David and his wife recently returned from a two-year mission trip to Ecuador. I love to hear his stories of life and culture in South America. As we drive around Portland looking for people to buy boxes, we have many fine conversations about immigration politics, theology (though I’m atheist now, I’m proud of religious roots), and, of course, Latin music.
When I was young, I made fun of “beaner music”. (”Are kids still racist like that?” I asked David today. He didn’t know.) The oom-pa sound of the songs the Mexicans listened to while picking berries was easy to mock. When I went to work for Dad after college, I was dismayed to find our Mexican employees preferred this sort of music.

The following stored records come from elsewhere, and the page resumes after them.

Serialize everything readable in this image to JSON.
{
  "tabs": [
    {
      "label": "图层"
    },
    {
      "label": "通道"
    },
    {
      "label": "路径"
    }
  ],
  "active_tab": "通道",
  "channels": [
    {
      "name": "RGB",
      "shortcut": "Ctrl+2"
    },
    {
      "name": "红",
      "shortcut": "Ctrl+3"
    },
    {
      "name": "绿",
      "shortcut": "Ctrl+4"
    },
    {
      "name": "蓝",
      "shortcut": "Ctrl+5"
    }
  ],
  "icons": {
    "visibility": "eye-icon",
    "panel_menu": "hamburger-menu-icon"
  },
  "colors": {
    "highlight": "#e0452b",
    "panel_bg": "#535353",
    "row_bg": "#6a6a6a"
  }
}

But you know what?
I actually grew to like certain songs. In fact, several years ago I made an entire CD devoted to my favorite oom-pa Mexican songs. (I borrowed CDs from Jose, Jesus, and Sabino.) Sometimes I’ll be driving along an sunny day and the mood will strike me to listen to my Mexican mix. I don’t understand a word they’re singing, but I love it.
This afternoon as I started cleaning the house, I wanted some upbeat background music. I wasn’t in the mood for classic rock, though, and the dance station on XM was just too chipper. What I really wanted was Mexican music. Did XM offer any? I looked at my channel card…
Sure enough! For the past hour now, I’ve been listening to XM 92, Aguila! (”Regional Mexcian” it says on the channel card.) I still don’t understand a word they’re singing, but somehow I don’t care. It’s the perfect music for my mood.
It’s humbling to realize I have gaps in my musical knowledge. I know that’s a strange thing to say, but nowadays it’s rare for me to find songs from the 1970s and 1980s with which I’m completely unfamiliar.
Here’s a song I heard recently on XM 49 (which plays rock hits from the 70s and 80s, and which is my “station of the moment”). What makes it remarkable is that it’s a song from REO Speedwagon that I’ve never heard before. I love REO Speedwagon!
Not only have I not heard of this second song, but I haven’t even heard of the band: The Sweet. According to Wikipedia, this song reached #5 in the U.S. during 1975 and was “one of the year’s biggest hits”. I can’t help but feel this is an elaborate hoax. How come I haven’t heard of the band or the song?
Wow. Can that be any more camp? It reminds me of The Rocky Horror Picture Show
One of my favorite parts of XM so far is discovering hidden gems like these. You should see my list of newly discovered dance and chillout songs. I’m discovering whole new worlds of music.
Tags: Music · YouTube
As a reward to myself for paying off all my debt, I recently signed up for XM Satellite Radio. It’s awesome. I love the ability to listen to loads of music that matches my mood exactly.
My top channel is XM 44 — also known as “Fred” — which plays “alternative” music from 1978-1988. We didn’t call this alternative music back then. I don’t know what we called it. Some of it — Duran Duran and their New Wave kin — found wide airplay on the radio, but most of it — The Cure, New Order, early U2 — did not. The station is awesome.
I also like channel 84 — XM Chill — which plays chill-out music. (Chill-out music is basically mellow, light jazz (not “smooth” jazz) and electronic music.) The third station that sees heavy rotation is channel 4 — the 1940s station.
I still love early American popular music. Though my plans for a site devoted to the subject are on permanent vacation, I listen to recorded music from the 1890s to the 1940s all the time. XM Channel 4 plays mostly stuff from the 1940s, but sometimes squeezes in tunes from the 1930s or even the 1920s. It’s great.
Anyhow, the whole reason I’m telling you this is that they just played a 1949 song called “Happy New Year” by Spike Jones and His City Slickers. I’d never heard it before. According to some quick Googling, this was the B-side to the immensely popular “All I Want for Christmas is My Two Front Teeth”. The internet — this amazing series of tubes — actually yielded a version of the record being played on a 1956 Philco:
This song is hilarious. Enjoy!
Tags: Fun · Music · YouTube